Thin arms suddenly draped across him from behind, as the young woman rested on the knight; she placed her head next to his, and he could hear her breathing, and smell the scent of her perfume.
She looked at the photo album that was still open in Keotsu’s lap, revealing a weather-worn photo of Keotsu and another young woman.
“Beautiful,” she said, simply. Keotsu nodded; she was referring to both the melody coming from the ring and the woman in the picture.
“She was,” he replied somberly. He could still hear her last words in his mind. Pleading with him, not to live in sorrow; that seeing his smile was all that she needed from Heaven, even if it wasn’t her holding his hand.
He would never get over her. He would always love her – always miss her. But he would honor her wishes. She was his lady, and he her knight.
She kissed him softly on his cheek, drawing him out of his thoughts. “She’s watching you from Heaven, you know? I can’t wait to meet her someday. Anyone that you could love so purely…I’d want to meet her. I’m here for you now, though, Keotsu.
“You’re home now. I’ve been through much pain in the past as well, and I’ll never ask you to forget her. I just –“
She was cut off mid-sentence as he lightly pecked her on the lips. “It’s as you say. I love you both, with all my heart….and you’re right. I…I’m home now.”
The aurorial flame cast a dim light in the cavern, but it was certainly better than total darkness. He could feel the energy surmounting in the air; he was close to his objective.
But then it happened; he felt the whole ground sway, as if it was going to give way – he leapt backwards, brandishing his blade, and sending a streak of red aurora across the way, illuminating the cavern as it splashed about, and scattered a heat-less flame about the place.
He observed the cave dragon, yet another trail on his journey. His hand slipped reflexively to the silver ring hanging around his neck, as he said a small prayer unto it, as he always did.
The dragon let out a low growl that sounded like thunder, the deep tone only reverberating in the depths of the cavern.
The beast, too, was ready to defend its treasure.
Keotsu leaned against the tree, and sighed contently as the ocean breeze came and blew, offering its refreshing breath. The smell of the salt and surf washed over him, and mixed with the slightly fruity aroma of the apple tree they sat under, and the perfume of the girl who sat next to him, peeling an apple as she leaned against his side.
A book lay closed on his left; a book of highly-advanced mathematics. In her lap, laid a sketch pad and a few well-worn pencils.
It had only just dawned to him that, despite the dangers of their work, and the importance of their goal, they still had time to pursue their interests and passions.
Looking back, it was so hard to settle anything peacefully in this war torn world – he had, regrettably, fallen back on the reliance of his sword, when words could not deliver justice.
It was a sad world when such must occur.
He glanced over sideways at the young woman, her light blond hair fluttering in the wind, a single braid tucked away gently behind her ear; he could see her sea-foam green eyes just barely, and they brought a smile to their face.

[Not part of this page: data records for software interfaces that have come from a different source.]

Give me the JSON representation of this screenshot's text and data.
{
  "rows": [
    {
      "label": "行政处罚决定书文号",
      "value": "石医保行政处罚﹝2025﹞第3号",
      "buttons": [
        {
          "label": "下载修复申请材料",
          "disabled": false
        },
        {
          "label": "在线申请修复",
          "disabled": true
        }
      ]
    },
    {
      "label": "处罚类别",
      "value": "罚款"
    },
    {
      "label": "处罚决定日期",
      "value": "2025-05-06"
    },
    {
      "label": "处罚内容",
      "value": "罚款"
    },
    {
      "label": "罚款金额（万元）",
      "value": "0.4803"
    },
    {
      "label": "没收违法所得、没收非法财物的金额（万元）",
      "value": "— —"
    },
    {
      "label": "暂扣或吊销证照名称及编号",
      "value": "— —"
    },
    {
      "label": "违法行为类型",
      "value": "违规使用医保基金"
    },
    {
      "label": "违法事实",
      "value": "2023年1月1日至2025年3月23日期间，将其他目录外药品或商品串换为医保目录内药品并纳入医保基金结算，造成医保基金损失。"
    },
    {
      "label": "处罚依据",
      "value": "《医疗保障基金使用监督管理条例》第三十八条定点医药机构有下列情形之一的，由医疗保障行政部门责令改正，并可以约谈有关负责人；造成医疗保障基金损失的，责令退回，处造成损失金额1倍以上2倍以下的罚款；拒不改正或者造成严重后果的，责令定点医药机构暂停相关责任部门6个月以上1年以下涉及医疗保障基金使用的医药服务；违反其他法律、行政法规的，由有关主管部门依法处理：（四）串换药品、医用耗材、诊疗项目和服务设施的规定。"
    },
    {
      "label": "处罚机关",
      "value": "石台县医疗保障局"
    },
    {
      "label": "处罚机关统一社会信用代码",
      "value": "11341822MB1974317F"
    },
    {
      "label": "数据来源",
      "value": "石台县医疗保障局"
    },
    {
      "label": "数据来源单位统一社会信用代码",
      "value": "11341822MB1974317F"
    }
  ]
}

This was a paradise, he though. Perhaps, if everyone could find a way to love – and if not love, to forgive – then, perhaps, this world would be a better place.

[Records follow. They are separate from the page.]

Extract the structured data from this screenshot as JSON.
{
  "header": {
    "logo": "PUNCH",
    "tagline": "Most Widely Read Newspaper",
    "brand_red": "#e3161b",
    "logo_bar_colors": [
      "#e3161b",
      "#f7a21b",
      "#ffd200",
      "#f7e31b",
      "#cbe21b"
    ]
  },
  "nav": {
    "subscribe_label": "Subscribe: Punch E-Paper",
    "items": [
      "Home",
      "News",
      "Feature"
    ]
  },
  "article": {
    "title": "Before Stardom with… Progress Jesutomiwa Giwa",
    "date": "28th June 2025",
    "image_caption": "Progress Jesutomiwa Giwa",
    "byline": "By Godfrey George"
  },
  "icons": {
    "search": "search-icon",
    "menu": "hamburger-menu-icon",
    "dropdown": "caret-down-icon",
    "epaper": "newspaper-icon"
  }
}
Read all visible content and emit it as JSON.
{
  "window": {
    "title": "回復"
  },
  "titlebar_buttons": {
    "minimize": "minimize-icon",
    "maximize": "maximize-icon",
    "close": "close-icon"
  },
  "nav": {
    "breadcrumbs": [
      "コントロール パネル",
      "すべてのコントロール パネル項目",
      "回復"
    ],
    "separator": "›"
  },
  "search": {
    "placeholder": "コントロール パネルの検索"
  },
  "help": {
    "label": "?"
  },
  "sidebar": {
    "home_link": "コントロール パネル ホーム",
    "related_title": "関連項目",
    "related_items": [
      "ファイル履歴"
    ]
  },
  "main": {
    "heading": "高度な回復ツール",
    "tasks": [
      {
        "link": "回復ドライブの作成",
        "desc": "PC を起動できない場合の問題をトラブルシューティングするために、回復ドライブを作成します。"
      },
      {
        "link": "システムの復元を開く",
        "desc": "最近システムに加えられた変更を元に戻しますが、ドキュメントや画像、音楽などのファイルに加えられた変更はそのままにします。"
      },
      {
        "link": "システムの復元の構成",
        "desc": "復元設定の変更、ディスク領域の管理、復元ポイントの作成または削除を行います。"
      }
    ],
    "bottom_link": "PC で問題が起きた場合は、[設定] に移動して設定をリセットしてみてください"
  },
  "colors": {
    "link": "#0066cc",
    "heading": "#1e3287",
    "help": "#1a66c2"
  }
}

An inquisitive sound came from the young maiden’s lips as she questioned the sudden declaration of the word.
“I believe…there is hope,” he said, affirmatively, as he grasped her hand, and ran his thumb over her palm.

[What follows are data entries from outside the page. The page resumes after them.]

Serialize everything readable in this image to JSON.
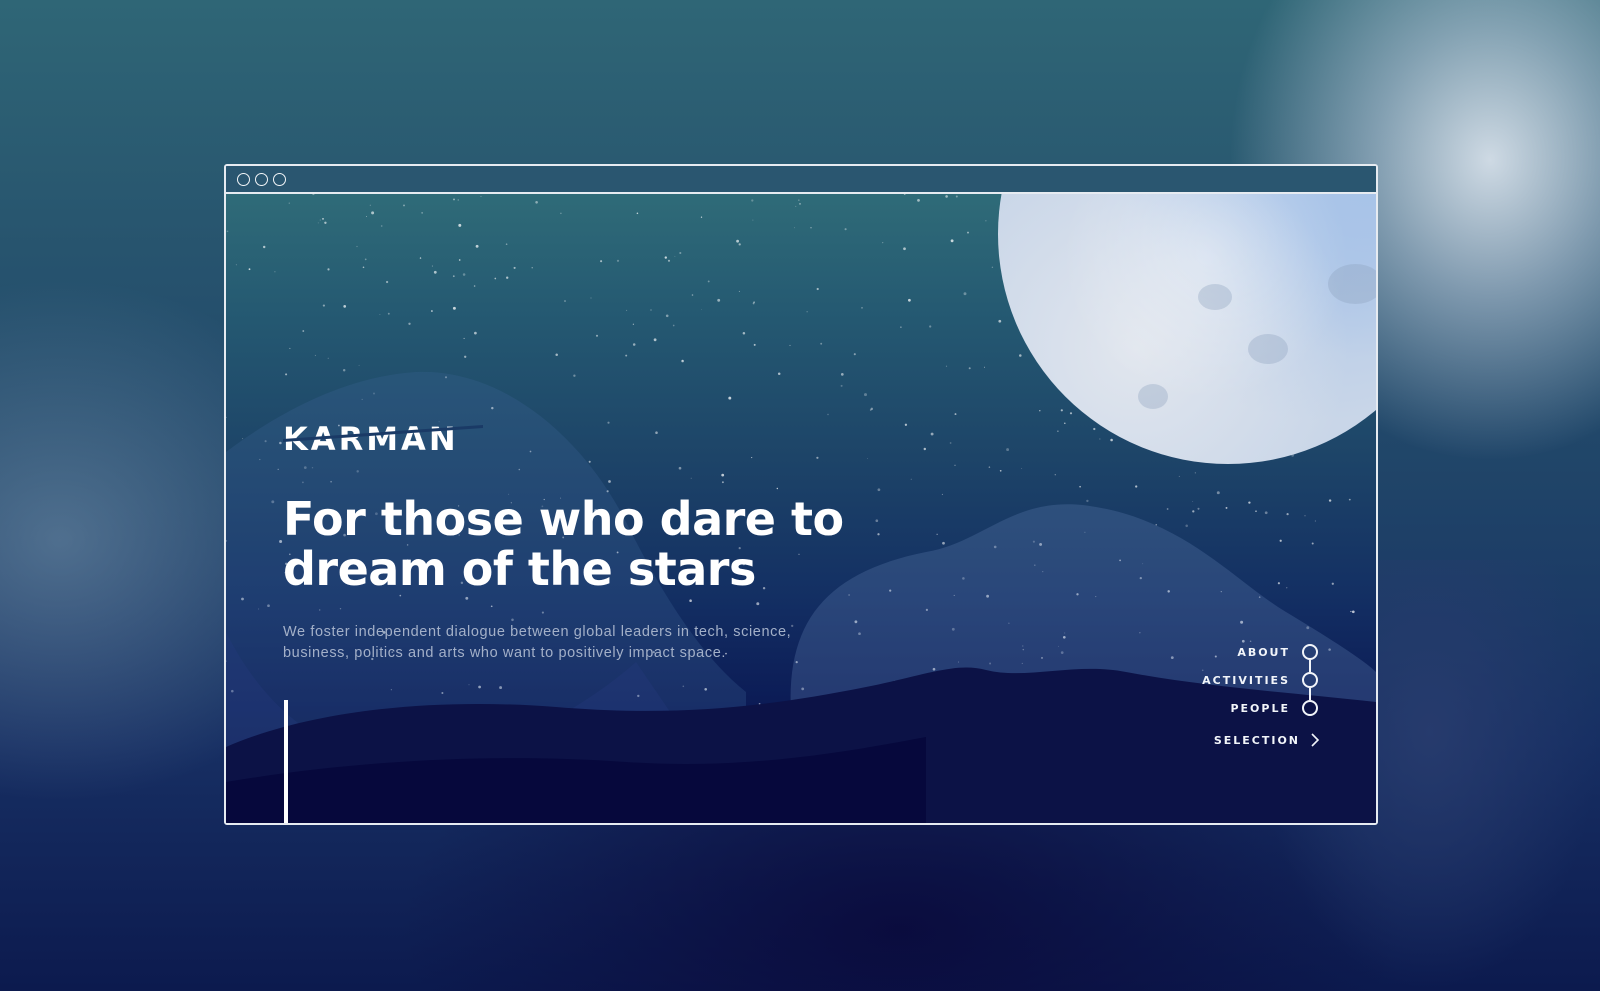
{
  "window": {
    "controls": [
      "window-dot-1",
      "window-dot-2",
      "window-dot-3"
    ]
  },
  "hero": {
    "logo_text": "KARMAN",
    "headline_line1": "For those who dare to",
    "headline_line2": "dream of the stars",
    "subtext_line1": "We foster independent dialogue between global leaders in tech, science,",
    "subtext_line2": "business, politics and arts who want to positively impact space."
  },
  "nav": {
    "items": [
      {
        "label": "ABOUT"
      },
      {
        "label": "ACTIVITIES"
      },
      {
        "label": "PEOPLE"
      }
    ],
    "selection_label": "SELECTION",
    "selection_icon": "chevron-right-icon"
  },
  "colors": {
    "frame": "#e6ebf1",
    "text": "#ffffff",
    "subtext": "#a3b0c8",
    "sky_top": "#2f6b78",
    "sky_bottom": "#07103f"
  }
}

To anyone else, the statement would seem random – scatterbrained, even – but she understood perfectly. She cast her gaze out to the sea. “I believe there is hope, as well.”
It was a simple statement, and seemed just as odd as his own. But, between the two, nothing could have been more plain.